In 1995, the motion says, a priest at St. Anselm in Northeast Philadelphia found a hoard of pornography in the bedroom of the Rev. Michael Murtha. One of the videos portrayed "an adult male whipping a naked young boy."
The collection also included a sexually explicit and handwritten love letter that Murtha had addressed to a seventh-grade altar boy, prosecutors say. It allegedly outlined Murtha's fantasies and ended by proposing a sex act with the boy, inviting him to respond by writing "the word yes on a real small piece of paper and stick it behind the border on the [school] bulletin board that has the student pictures of the week on it."
The motion does not say if Murtha sent the letter or had contact with the boy. It says he later admitted the materials were his and was sent to St. John Vianney, the archdiocesan-owned Downingtown hospital, for treatment.
Now 51, Murtha was listed on the archdiocese's directory of priests as recently as 2008 but is no longer associated with a parish. The motion says Cardinal Justin Rigali asked the Vatican to defrock Murtha last year.
Murtha could not be reached for comment. The archdiocese did not reply to a request about his status.
According to the motion, Lynn and Murtha agreed in 1996 to tell parishioners at St. Anselm that Murtha was being hospitalized for "high blood pressure and weight control."
Lynn also allegedly told Murtha that he did not "condone" the behavior of the Rev. Joseph Okonski, who alerted superiors to the pornography cache, and that he would impress upon Okonski the need "to maintain confidentiality."
Okonski, the pastor of St. Athanasius in Philadelphia, did not respond to messages left at his parish Friday.
In a second case, prosecutors say Lynn punished now-Mgsr. Michael Picard after he raised concerns in 1996 about "troubling conduct" by another priest, the Rev. Donald Mills, who was being transferred to Picard's parish, St. Andrew in Newtown, Bucks County.
The motion does not specify Mills' alleged conduct, but says Lynn dismissed the concerns as "hearsay" and "rumors," and then recommended that Picard be denied more staffing at his parish and be disciplined for disobedience.
Picard then waited 15 years to be promoted to monsignor. When it happened, Lynn allegedly told him, "Everybody deserves to get out of the penalty box at some point."
Mills died in 2006, a year after he was accused of sexually assaulting a minor in 1982.
Reached at his rectory Friday, Picard declined to comment.
The motion notes that this year's grand jury report prompted new complaints against two of the defendants. Since February, officials have lodged two new accusations of sexual misconduct against Avery, who was defrocked in 2006.

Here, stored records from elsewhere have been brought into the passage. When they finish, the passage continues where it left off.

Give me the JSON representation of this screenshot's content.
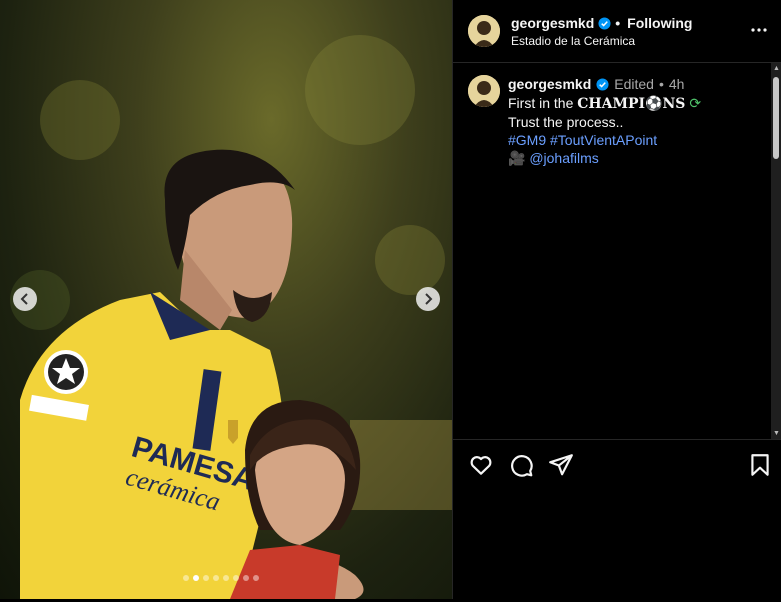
{
  "post": {
    "username": "georgesmkd",
    "follow_status": "Following",
    "location": "Estadio de la Cerámica",
    "separator": "•",
    "edited_label": "Edited",
    "time_ago": "4h",
    "caption_line1_prefix": "First in the ",
    "caption_line1_styled_a": "CHAMPI",
    "caption_line1_styled_b": "NS",
    "caption_line2": "Trust the process..",
    "hashtag1": "#GM9",
    "hashtag2": "#ToutVientAPoint",
    "mention": "@johafilms"
  },
  "carousel": {
    "slide_count": 8,
    "active_index": 1
  },
  "colors": {
    "accent_link": "#6b9fff",
    "verified": "#0095f6",
    "jersey": "#f2d33a"
  },
  "icons": [
    "verified-badge-icon",
    "more-options-icon",
    "chevron-left-icon",
    "chevron-right-icon",
    "soccer-ball-emoji",
    "camera-emoji",
    "heart-icon",
    "comment-icon",
    "share-icon",
    "bookmark-icon"
  ]
}
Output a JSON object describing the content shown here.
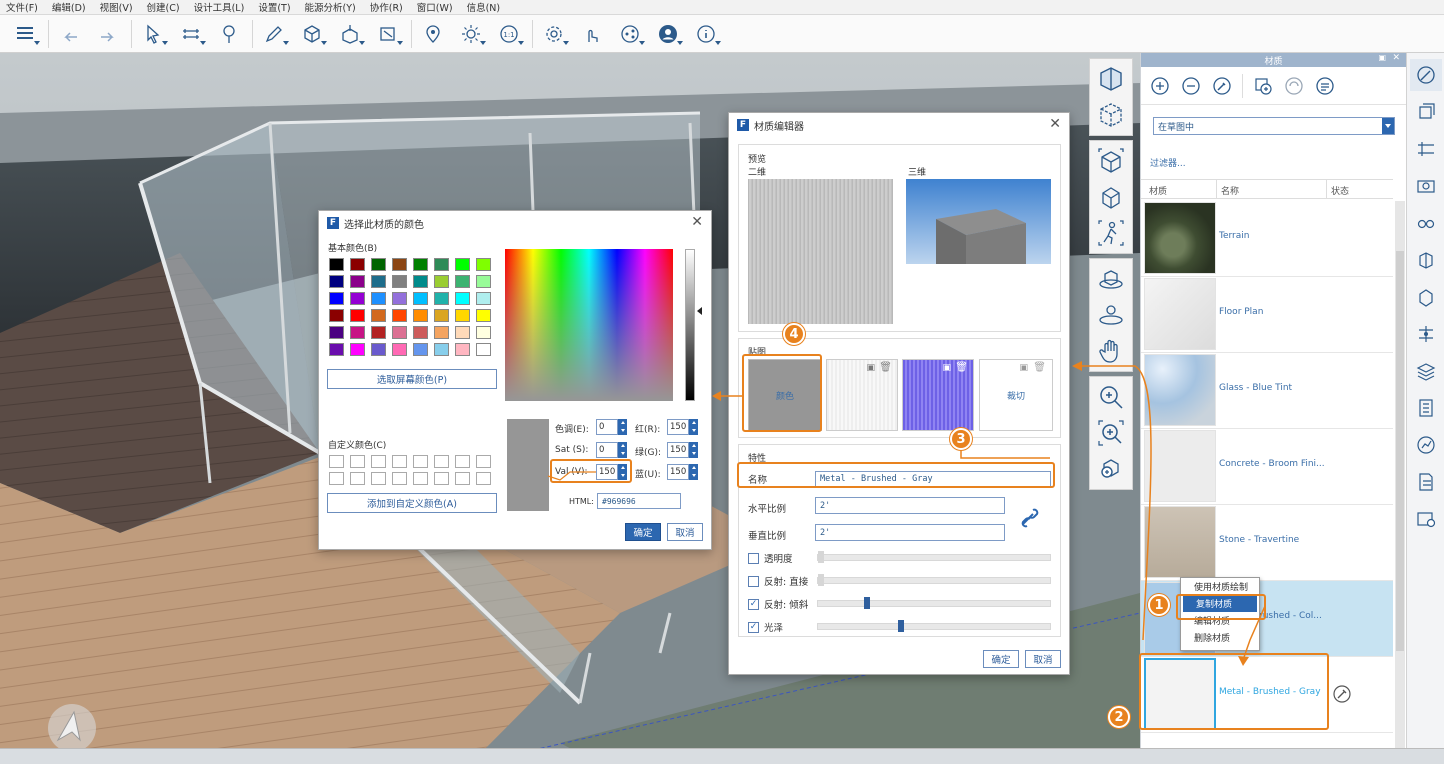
{
  "menu": [
    "文件(F)",
    "编辑(D)",
    "视图(V)",
    "创建(C)",
    "设计工具(L)",
    "设置(T)",
    "能源分析(Y)",
    "协作(R)",
    "窗口(W)",
    "信息(N)"
  ],
  "toolbar_icons": [
    "layers-icon",
    "undo-icon",
    "redo-icon",
    "select-icon",
    "measure-icon",
    "probe-icon",
    "draw-icon",
    "box-icon",
    "push-pull-icon",
    "transform-icon",
    "location-icon",
    "sun-icon",
    "scale-icon",
    "settings-icon",
    "touch-icon",
    "share-icon",
    "account-icon",
    "info-icon"
  ],
  "color_dialog": {
    "title": "选择此材质的颜色",
    "basic_label": "基本颜色(B)",
    "screen_pick_btn": "选取屏幕颜色(P)",
    "custom_label": "自定义颜色(C)",
    "add_custom_btn": "添加到自定义颜色(A)",
    "hue_label": "色调(E):",
    "hue": "0",
    "sat_label": "Sat (S):",
    "sat": "0",
    "val_label": "Val (V):",
    "val": "150",
    "red_label": "红(R):",
    "red": "150",
    "green_label": "绿(G):",
    "green": "150",
    "blue_label": "蓝(U):",
    "blue": "150",
    "html_label": "HTML:",
    "html": "#969696",
    "ok": "确定",
    "cancel": "取消",
    "basic_colors": [
      "#000000",
      "#8b0000",
      "#006400",
      "#8b4513",
      "#008000",
      "#2e8b57",
      "#00ff00",
      "#7fff00",
      "#000080",
      "#8b008b",
      "#1e6d8b",
      "#808080",
      "#008b8b",
      "#9acd32",
      "#3cb371",
      "#98fb98",
      "#0000ff",
      "#9400d3",
      "#1e90ff",
      "#9370db",
      "#00bfff",
      "#20b2aa",
      "#00ffff",
      "#afeeee",
      "#8b0000",
      "#ff0000",
      "#d2691e",
      "#ff4500",
      "#ff8c00",
      "#daa520",
      "#ffd700",
      "#ffff00",
      "#4b0082",
      "#c71585",
      "#b22222",
      "#db7093",
      "#cd5c5c",
      "#f4a460",
      "#ffdab9",
      "#ffffe0",
      "#6a0dad",
      "#ff00ff",
      "#6a5acd",
      "#ff69b4",
      "#6495ed",
      "#87ceeb",
      "#ffb6c1",
      "#ffffff"
    ]
  },
  "material_editor": {
    "title": "材质编辑器",
    "preview_label": "预览",
    "preview_2d": "二维",
    "preview_3d": "三维",
    "maps_label": "贴图",
    "map_color": "颜色",
    "map_cut": "裁切",
    "props_label": "特性",
    "name_label": "名称",
    "name_value": "Metal - Brushed - Gray",
    "hscale_label": "水平比例",
    "hscale": "2'",
    "vscale_label": "垂直比例",
    "vscale": "2'",
    "transparency": "透明度",
    "reflect_direct": "反射: 直接",
    "reflect_oblique": "反射: 倾斜",
    "gloss": "光泽",
    "ok": "确定",
    "cancel": "取消"
  },
  "materials_panel": {
    "title": "材质",
    "dropdown": "在草图中",
    "filter": "过滤器...",
    "col_material": "材质",
    "col_name": "名称",
    "col_state": "状态",
    "items": [
      {
        "name": "Terrain"
      },
      {
        "name": "Floor Plan"
      },
      {
        "name": "Glass - Blue Tint"
      },
      {
        "name": "Concrete - Broom Fini..."
      },
      {
        "name": "Stone - Travertine"
      },
      {
        "name": "Metal - Brushed - Col..."
      },
      {
        "name": "Metal - Brushed - Gray"
      }
    ]
  },
  "context_menu": [
    "使用材质绘制",
    "复制材质",
    "编辑材质",
    "删除材质"
  ],
  "annotations": [
    "1",
    "2",
    "3",
    "4"
  ],
  "accent": "#e8821e",
  "brand": "#2c67b0"
}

Prosecutors also outlined more complaints of touching or inappropriate behavior around students by Shero, who was a teacher at St. Jerome's in Northeast Philadelphia and other schools in the archdiocese. Nothing in the motion suggests that the allegations will fall within the statute of limitations or lead to new charges.